Author: Beate-Ursula Endriss
Okyohn Lee was born in 1949 in Busan in the south of Korea. After gaining a B.A. in history at Sogang University in Seoul in 1972 she turned as a graduate to the Art College of Hongik University to study western painting, completing her course there with a M.F.A. in 1977. She joined the Korean avant-garde and began creating art herself in the form of large canvases strewn with objects. In 1974 her first works were shown in the National Museum in Seoul and nominated for the biennale in Paris, and in 1976 her large sand-paintings were included in the 13th biennale in São Paulo. Vascillating between applied art and art theory, she wrote her M.A. thesis about ´Post-painting abstraction of the 60s in the USA´, translated articles for art magazines and taught from 1979 to 1983 at the Hanseung Technical College for Art and Design in Seoul. In 1984 she moved to Berlin, where she furthered her artistic education from 1989 to 1991 in the faculty for visual art at the institute then known as the College of Arts and now known as the University of Arts.
At this college in 1991 she launched the project ´Homeland Remembered´ together with other artists from abroad; in 1992 she was given a grant by the Berlin Senate; in 1995 she installed her ´Global Intershop´ in the House of World Cultures in Berlin and in the Goethe-Institute in Seoul; in 1996 she took part in Instalscape in the Art Hall of Taegu in Korea; and in 1998 held an exhibition in the Kumho Museum of Art in Seoul. Thanks to a grant she spent 1999 in the Artist House Schloss Wiepersdorf; exhibited in 2000 in the Museum for Natural History and Prehistory in Dessau and took part in the exhibition HeimatKunst in the House of World Cultures in Berlin. In 2001 she was given a grant by the state Sachsen-Anhalt to reside at the Art House Salzwedel; and in 2002 ´The Oaks´ were shown in the Johann-Friedrich-Danneil Museum in Salzwedel.
Since 1984 Okyohn Lee has been living and working mostly in Berlin.

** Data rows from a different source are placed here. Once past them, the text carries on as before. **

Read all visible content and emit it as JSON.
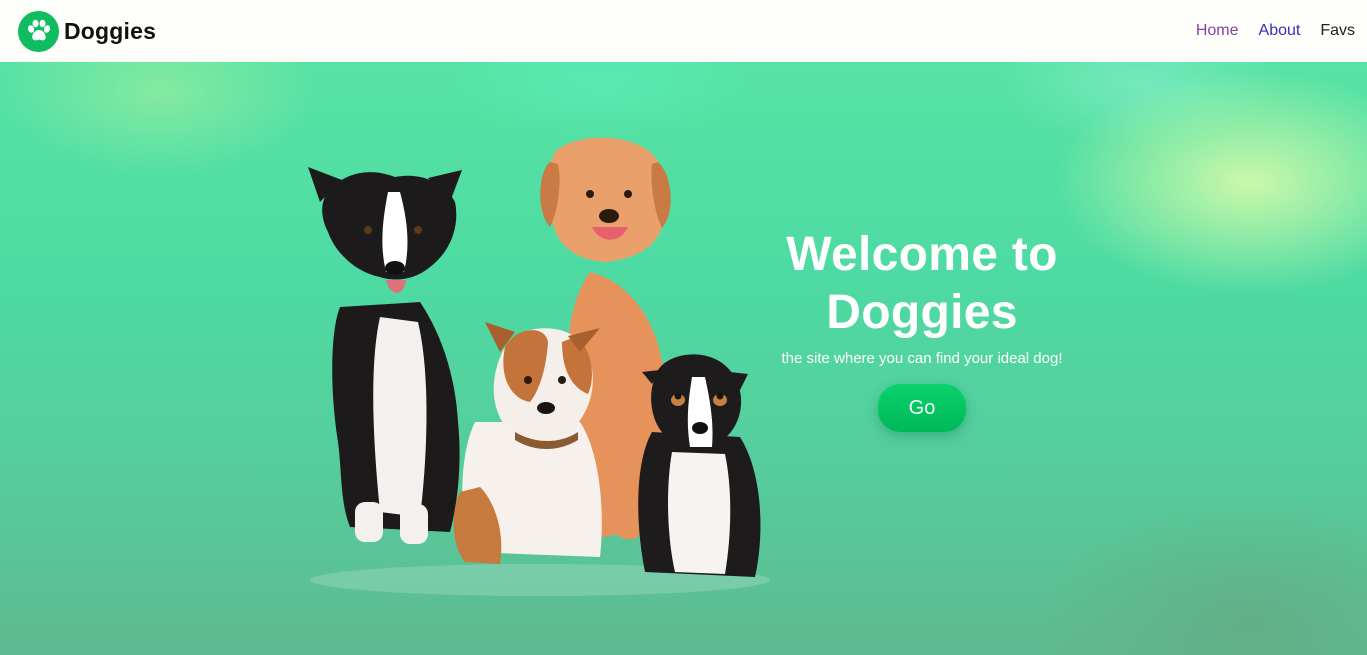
{
  "brand": {
    "name": "Doggies",
    "logo_icon": "paw-icon",
    "logo_color": "#0fbd60"
  },
  "nav": {
    "items": [
      {
        "label": "Home",
        "color": "#8a3fa3"
      },
      {
        "label": "About",
        "color": "#3a2fb8"
      },
      {
        "label": "Favs",
        "color": "#222222"
      }
    ]
  },
  "hero": {
    "title_line1": "Welcome to",
    "title_line2": "Doggies",
    "subtitle": "the site where you can find your ideal dog!",
    "cta_label": "Go",
    "cta_color": "#09d26b",
    "image_icon": "dogs-group-photo"
  }
}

This artist took part in the following project(s) organized/funded by the culturebase.net partner institutions.
Cultural Diversity in Germany
(01 April 00 - 02 July 00)